Colchester, Dec 2017
Many Sherlock-themed escape games need an excuse for why the great man himself isn’t present – perhaps he’s been kidnapped, or has died, or is simply too busy with more important cases. Escape’s version takes a novel approach: here you are in fact the bad guys, sent by Moriarty to infiltrate Sherlock’s apartment and steal a particular one of his possessions.
Although the Escape venues tend not to invest too heavily in the room decorations, 221B Baker Street looks more impressive than their norm. We’re still talking bookshelf wallpaper instead of actual bookshelves for most of the room, but it does an acceptable job of evoking a Victorian gentleman’s private den.
I’ve opened enough numeric padlocks in ‘ancient’ tombs to (usually) not complain too much about how they don’t match the ostensible time period. Baker Street has more flagrant anachronisms, in particular a thoroughly modern piece of electronics that was quite jarring to find when I’d been under the impression the game was set in the Victorian era. But let’s assume it’s intended to be Benedict Cumberbatch’s modern-day Sherlock, and that the rest of the furnishings simply reflect a taste for the old-fashioned.
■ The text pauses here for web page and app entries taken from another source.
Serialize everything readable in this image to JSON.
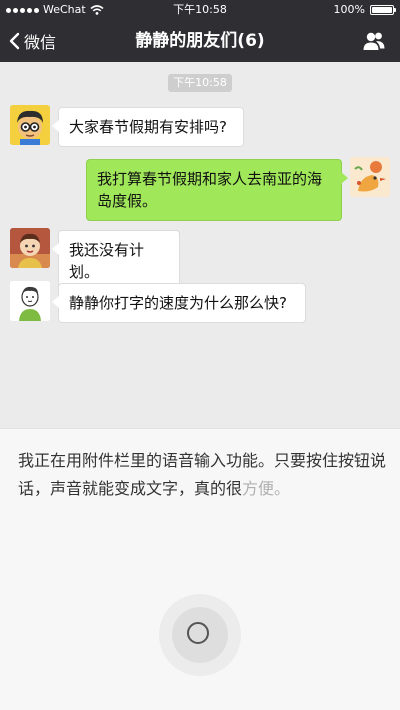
{
  "status_bar": {
    "carrier": "WeChat",
    "time": "下午10:58",
    "battery": "100%"
  },
  "nav": {
    "back_label": "微信",
    "title": "静静的朋友们(6)"
  },
  "chat": {
    "timestamp": "下午10:58",
    "messages": [
      {
        "side": "left",
        "text": "大家春节假期有安排吗?"
      },
      {
        "side": "right",
        "text": "我打算春节假期和家人去南亚的海岛度假。"
      },
      {
        "side": "left",
        "text": "我还没有计划。"
      },
      {
        "side": "left",
        "text": "静静你打字的速度为什么那么快?"
      }
    ]
  },
  "voice_input": {
    "text_main": "我正在用附件栏里的语音输入功能。只要按住按钮说话，声音就能变成文字，真的很",
    "text_faded": "方便。"
  },
  "colors": {
    "topbar": "#2f2f33",
    "chat_bg": "#ebebeb",
    "bubble_right": "#a0e75a",
    "bubble_left": "#ffffff"
  }
}
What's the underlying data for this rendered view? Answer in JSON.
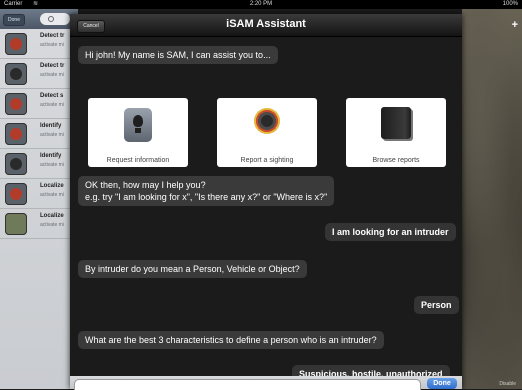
{
  "status_bar": {
    "carrier": "Carrier",
    "time": "2:20 PM",
    "battery": "100%"
  },
  "left_panel": {
    "done_label": "Done",
    "items": [
      {
        "title": "Detect tr",
        "subtitle": "activate mi"
      },
      {
        "title": "Detect tr",
        "subtitle": "activate mi"
      },
      {
        "title": "Detect s",
        "subtitle": "activate mi"
      },
      {
        "title": "Identify",
        "subtitle": "activate mi"
      },
      {
        "title": "Identify",
        "subtitle": "activate mi"
      },
      {
        "title": "Localize",
        "subtitle": "activate mi"
      },
      {
        "title": "Localize",
        "subtitle": "activate mi"
      }
    ]
  },
  "map": {
    "add_label": "+",
    "disable_label": "Disable"
  },
  "modal": {
    "cancel_label": "Cancel",
    "title": "iSAM Assistant",
    "greeting": "Hi john! My name is SAM, I can assist you to...",
    "choices": [
      {
        "label": "Request information",
        "icon": "lightbulb-icon"
      },
      {
        "label": "Report a sighting",
        "icon": "camera-lens-icon"
      },
      {
        "label": "Browse reports",
        "icon": "book-icon"
      }
    ],
    "messages": {
      "help_line1": "OK then, how may I help you?",
      "help_line2": "e.g. try \"I am looking for x\", \"Is there any x?\" or \"Where is x?\"",
      "user1": "I am looking for an intruder",
      "clarify": "By intruder do you mean a Person, Vehicle or Object?",
      "user2": "Person",
      "ask_traits": "What are the best 3 characteristics to define a person who is an intruder?",
      "user3": "Suspicious, hostile, unauthorized"
    },
    "send_label": "Done"
  }
}
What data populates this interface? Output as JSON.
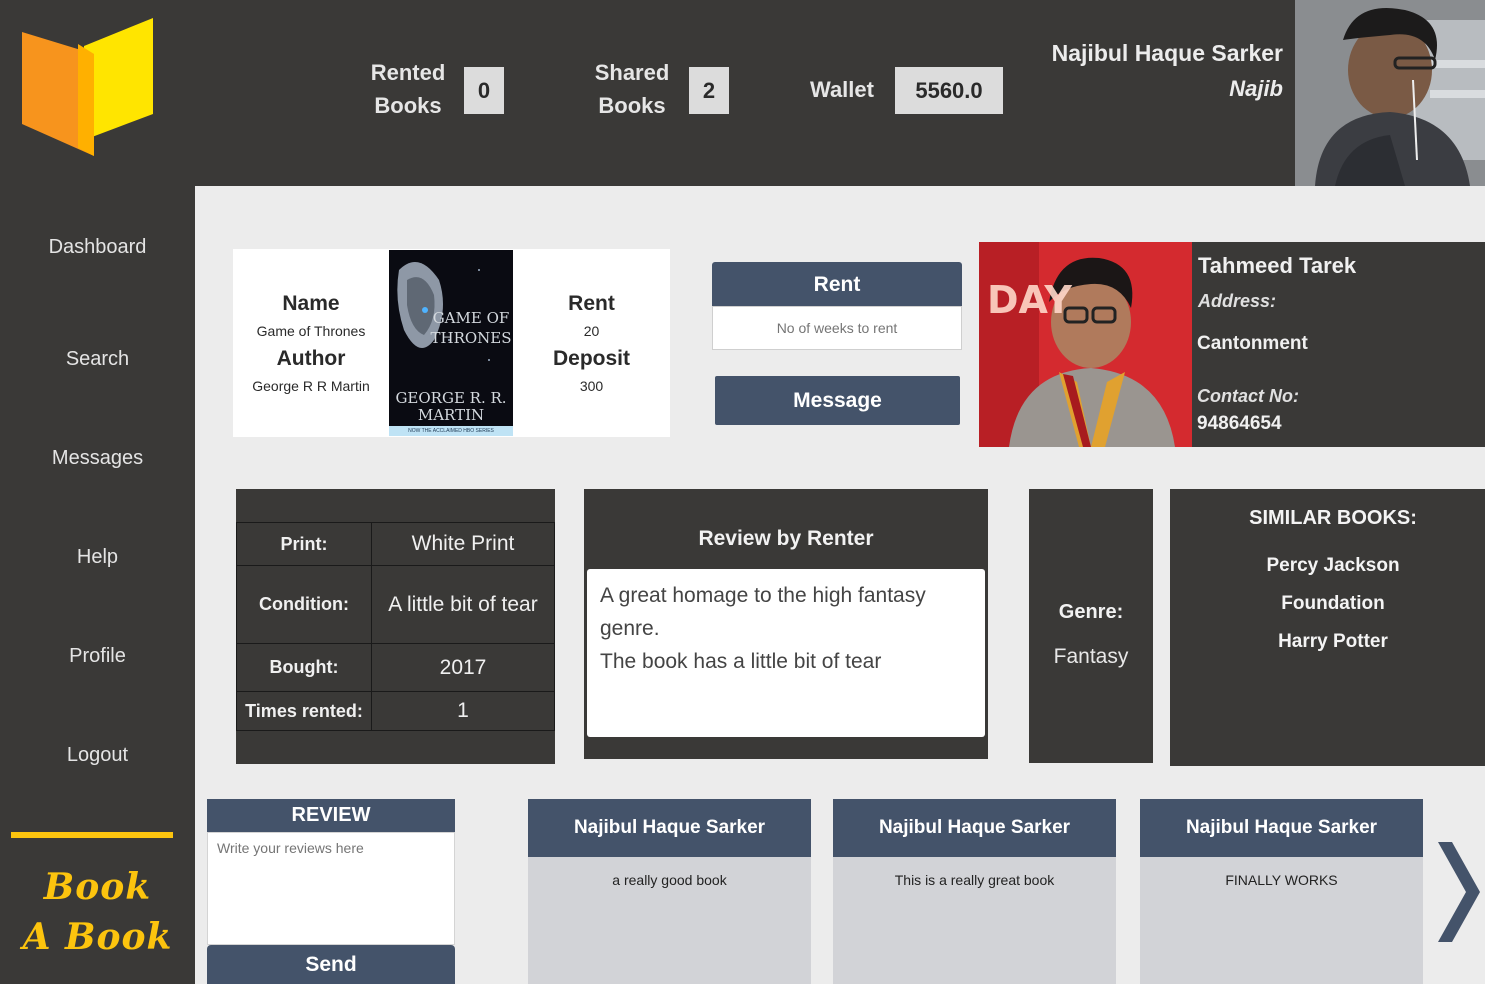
{
  "header": {
    "rented_label": "Rented Books",
    "rented_label_1": "Rented",
    "rented_label_2": "Books",
    "rented_value": "0",
    "shared_label_1": "Shared",
    "shared_label_2": "Books",
    "shared_value": "2",
    "wallet_label": "Wallet",
    "wallet_value": "5560.0",
    "user_name": "Najibul Haque Sarker",
    "user_handle": "Najib"
  },
  "sidebar": {
    "items": [
      {
        "label": "Dashboard"
      },
      {
        "label": "Search"
      },
      {
        "label": "Messages"
      },
      {
        "label": "Help"
      },
      {
        "label": "Profile"
      },
      {
        "label": "Logout"
      }
    ],
    "brand_line1": "Book",
    "brand_line2": "A Book",
    "brand_color": "#fcc40e"
  },
  "book": {
    "name_label": "Name",
    "name": "Game of Thrones",
    "author_label": "Author",
    "author": "George R R Martin",
    "rent_label": "Rent",
    "rent": "20",
    "deposit_label": "Deposit",
    "deposit": "300",
    "cover_title_1": "GAME OF",
    "cover_title_2": "THRONES",
    "cover_author_1": "GEORGE R. R.",
    "cover_author_2": "MARTIN",
    "cover_strip": "NOW THE ACCLAIMED HBO SERIES"
  },
  "actions": {
    "rent_button": "Rent",
    "weeks_placeholder": "No of weeks to rent",
    "message_button": "Message"
  },
  "owner": {
    "name": "Tahmeed Tarek",
    "address_label": "Address:",
    "address": "Cantonment",
    "contact_label": "Contact No:",
    "contact": "94864654",
    "photo_text": "DAY"
  },
  "details": [
    {
      "key": "Print:",
      "value": "White Print"
    },
    {
      "key": "Condition:",
      "value": "A little bit of tear"
    },
    {
      "key": "Bought:",
      "value": "2017"
    },
    {
      "key": "Times rented:",
      "value": "1"
    }
  ],
  "renter_review": {
    "title": "Review by Renter",
    "line1": "A great homage to the high fantasy",
    "line2": "genre.",
    "line3": "The book has a little bit of tear"
  },
  "genre": {
    "label": "Genre:",
    "value": "Fantasy"
  },
  "similar": {
    "title": "SIMILAR BOOKS:",
    "items": [
      "Percy Jackson",
      "Foundation",
      "Harry Potter"
    ]
  },
  "review_form": {
    "title": "REVIEW",
    "placeholder": "Write your reviews here",
    "send_button": "Send"
  },
  "reviews": [
    {
      "author": "Najibul Haque Sarker",
      "text": "a really good book"
    },
    {
      "author": "Najibul Haque Sarker",
      "text": "This is a really great book"
    },
    {
      "author": "Najibul Haque Sarker",
      "text": "FINALLY WORKS"
    }
  ],
  "icons": {
    "logo": "open-book-logo-icon",
    "next": "chevron-right-icon"
  },
  "colors": {
    "dark_panel": "#3a3937",
    "accent_button": "#44536a",
    "background": "#ececec",
    "logo_orange": "#f7941d",
    "logo_yellow": "#ffe500"
  }
}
As with most of the games from the Escape chain, Baker Street is mostly linear and has a very classic style of escape room puzzle, as well as a low-ish difficulty level. My favourite moment in the game was a head-fake I didn’t see coming, that invites players to dive into a metaphorical blind alley in a way that could be infuriating but which struck me as amusing. The nicer appearance of the game would give it the edge over the other games from the same company, but that’s counterbalanced by a bit of over-reliance on simple paper clues and too many similar padlocks, where each answer needed to be tried on each of several three- or four-digit locks to find the right one. So it’s a little stronger on the decor, a little weaker on the puzzles, but in both respects still firmly in the acceptably average range.